Dataset excerpts:
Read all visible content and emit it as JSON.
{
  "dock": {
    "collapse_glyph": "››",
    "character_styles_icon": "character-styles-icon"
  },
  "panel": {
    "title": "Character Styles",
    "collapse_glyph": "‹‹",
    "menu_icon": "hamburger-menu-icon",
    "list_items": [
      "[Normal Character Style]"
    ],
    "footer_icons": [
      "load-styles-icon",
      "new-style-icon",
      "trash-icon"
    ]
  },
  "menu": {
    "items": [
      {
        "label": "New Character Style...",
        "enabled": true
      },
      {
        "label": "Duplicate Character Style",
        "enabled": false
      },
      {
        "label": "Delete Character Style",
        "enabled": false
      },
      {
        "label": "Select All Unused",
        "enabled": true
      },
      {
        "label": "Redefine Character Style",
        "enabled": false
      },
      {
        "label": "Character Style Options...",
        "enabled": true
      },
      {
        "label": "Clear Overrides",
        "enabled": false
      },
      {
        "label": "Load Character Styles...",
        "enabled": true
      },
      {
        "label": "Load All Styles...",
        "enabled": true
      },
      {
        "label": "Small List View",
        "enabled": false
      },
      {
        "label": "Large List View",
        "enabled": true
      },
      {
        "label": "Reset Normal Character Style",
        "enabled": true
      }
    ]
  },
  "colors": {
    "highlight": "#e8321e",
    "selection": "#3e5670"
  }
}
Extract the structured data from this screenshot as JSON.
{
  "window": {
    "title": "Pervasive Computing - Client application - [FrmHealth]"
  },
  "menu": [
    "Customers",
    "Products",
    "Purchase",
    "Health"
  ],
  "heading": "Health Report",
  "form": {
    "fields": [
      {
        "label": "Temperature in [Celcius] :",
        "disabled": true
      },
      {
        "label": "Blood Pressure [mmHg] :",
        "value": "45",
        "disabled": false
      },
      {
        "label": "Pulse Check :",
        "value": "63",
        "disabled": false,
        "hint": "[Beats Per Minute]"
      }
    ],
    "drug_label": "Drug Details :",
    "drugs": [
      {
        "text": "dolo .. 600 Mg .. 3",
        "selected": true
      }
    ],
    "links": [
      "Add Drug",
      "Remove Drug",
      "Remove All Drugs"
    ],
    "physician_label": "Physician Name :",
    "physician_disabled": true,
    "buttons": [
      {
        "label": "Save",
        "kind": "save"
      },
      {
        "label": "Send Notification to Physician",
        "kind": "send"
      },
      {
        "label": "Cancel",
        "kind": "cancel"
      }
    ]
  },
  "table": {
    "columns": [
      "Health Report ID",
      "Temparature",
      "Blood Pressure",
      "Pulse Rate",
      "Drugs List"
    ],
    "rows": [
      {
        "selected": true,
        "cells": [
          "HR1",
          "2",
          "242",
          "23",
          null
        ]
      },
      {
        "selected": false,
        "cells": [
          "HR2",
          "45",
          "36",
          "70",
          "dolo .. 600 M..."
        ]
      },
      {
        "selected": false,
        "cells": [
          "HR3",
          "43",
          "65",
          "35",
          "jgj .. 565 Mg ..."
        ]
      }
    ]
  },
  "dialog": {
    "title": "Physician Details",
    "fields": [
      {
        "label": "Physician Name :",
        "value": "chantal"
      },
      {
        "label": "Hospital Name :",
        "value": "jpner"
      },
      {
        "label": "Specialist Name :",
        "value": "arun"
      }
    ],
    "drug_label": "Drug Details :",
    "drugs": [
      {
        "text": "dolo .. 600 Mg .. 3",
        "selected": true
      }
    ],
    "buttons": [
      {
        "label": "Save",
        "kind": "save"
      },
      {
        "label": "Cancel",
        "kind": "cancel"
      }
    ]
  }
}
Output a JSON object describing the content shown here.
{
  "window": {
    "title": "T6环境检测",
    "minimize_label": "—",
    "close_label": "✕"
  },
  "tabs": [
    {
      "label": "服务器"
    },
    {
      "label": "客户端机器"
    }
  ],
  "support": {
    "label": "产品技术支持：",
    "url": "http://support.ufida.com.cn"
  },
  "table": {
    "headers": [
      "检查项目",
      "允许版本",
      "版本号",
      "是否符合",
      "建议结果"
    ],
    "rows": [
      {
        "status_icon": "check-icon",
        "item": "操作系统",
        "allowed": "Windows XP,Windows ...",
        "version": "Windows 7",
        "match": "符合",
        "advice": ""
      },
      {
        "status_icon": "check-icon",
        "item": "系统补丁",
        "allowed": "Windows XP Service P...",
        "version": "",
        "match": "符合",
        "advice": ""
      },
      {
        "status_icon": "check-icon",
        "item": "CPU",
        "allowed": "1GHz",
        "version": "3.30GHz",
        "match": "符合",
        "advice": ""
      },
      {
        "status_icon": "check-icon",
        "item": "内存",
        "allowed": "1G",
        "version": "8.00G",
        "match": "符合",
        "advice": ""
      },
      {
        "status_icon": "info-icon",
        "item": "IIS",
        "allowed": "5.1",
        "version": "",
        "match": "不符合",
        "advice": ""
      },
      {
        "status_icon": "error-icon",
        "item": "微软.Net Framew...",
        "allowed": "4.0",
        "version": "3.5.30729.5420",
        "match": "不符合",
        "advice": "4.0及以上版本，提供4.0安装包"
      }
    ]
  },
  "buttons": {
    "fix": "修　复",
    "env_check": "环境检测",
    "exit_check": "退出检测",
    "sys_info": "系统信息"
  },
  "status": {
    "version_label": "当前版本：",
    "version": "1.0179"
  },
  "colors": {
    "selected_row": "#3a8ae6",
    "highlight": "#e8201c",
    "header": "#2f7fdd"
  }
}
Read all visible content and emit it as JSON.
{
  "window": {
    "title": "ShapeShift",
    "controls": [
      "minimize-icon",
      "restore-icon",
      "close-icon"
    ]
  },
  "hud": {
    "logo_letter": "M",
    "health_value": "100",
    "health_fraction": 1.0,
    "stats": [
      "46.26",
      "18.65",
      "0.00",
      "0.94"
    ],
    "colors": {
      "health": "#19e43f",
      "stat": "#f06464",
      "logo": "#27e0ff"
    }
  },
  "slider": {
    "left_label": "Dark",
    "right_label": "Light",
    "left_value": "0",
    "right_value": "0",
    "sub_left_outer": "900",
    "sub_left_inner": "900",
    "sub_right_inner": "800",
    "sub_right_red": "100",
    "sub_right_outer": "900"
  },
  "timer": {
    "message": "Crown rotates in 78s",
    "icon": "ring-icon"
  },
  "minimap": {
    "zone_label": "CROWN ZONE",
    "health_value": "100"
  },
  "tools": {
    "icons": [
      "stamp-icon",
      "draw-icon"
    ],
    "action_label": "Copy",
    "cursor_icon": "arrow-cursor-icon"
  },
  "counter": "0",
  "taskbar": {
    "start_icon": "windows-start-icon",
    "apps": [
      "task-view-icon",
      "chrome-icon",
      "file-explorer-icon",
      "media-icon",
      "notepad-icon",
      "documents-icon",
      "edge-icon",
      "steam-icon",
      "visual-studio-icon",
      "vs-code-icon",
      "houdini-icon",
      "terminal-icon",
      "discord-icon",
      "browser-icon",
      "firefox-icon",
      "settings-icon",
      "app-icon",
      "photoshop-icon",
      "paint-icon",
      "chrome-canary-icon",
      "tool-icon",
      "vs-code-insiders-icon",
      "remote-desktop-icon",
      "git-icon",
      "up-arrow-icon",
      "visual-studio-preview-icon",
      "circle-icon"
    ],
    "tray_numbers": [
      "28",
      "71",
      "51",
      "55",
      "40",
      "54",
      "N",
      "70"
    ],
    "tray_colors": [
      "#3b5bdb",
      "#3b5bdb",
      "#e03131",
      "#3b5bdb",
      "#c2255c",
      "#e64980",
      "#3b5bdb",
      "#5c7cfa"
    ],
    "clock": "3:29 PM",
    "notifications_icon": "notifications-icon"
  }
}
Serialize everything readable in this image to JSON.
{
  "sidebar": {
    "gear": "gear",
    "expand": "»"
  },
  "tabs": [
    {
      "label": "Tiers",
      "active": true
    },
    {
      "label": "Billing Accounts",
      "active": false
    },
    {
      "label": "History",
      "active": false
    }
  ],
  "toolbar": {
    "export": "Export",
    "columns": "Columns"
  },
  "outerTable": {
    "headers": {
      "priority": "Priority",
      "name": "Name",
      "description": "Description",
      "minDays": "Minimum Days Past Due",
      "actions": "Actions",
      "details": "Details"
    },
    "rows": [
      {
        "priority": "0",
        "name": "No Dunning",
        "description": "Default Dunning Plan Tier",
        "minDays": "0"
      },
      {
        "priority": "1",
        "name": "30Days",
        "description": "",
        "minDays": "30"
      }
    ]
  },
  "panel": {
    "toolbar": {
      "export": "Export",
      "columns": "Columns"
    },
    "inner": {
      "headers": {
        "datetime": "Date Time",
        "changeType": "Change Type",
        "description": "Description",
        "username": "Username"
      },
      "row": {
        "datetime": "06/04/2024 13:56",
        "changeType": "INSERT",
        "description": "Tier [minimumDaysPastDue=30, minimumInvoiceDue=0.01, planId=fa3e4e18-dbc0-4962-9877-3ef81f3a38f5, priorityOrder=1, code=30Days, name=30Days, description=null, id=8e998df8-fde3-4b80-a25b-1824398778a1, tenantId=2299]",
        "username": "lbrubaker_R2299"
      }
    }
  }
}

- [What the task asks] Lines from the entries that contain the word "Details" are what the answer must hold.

- [Result of this exercise]
    "drug_label": "Drug Details :",
    "title": "Physician Details",
    "drug_label": "Drug Details :",
      "details": "Details"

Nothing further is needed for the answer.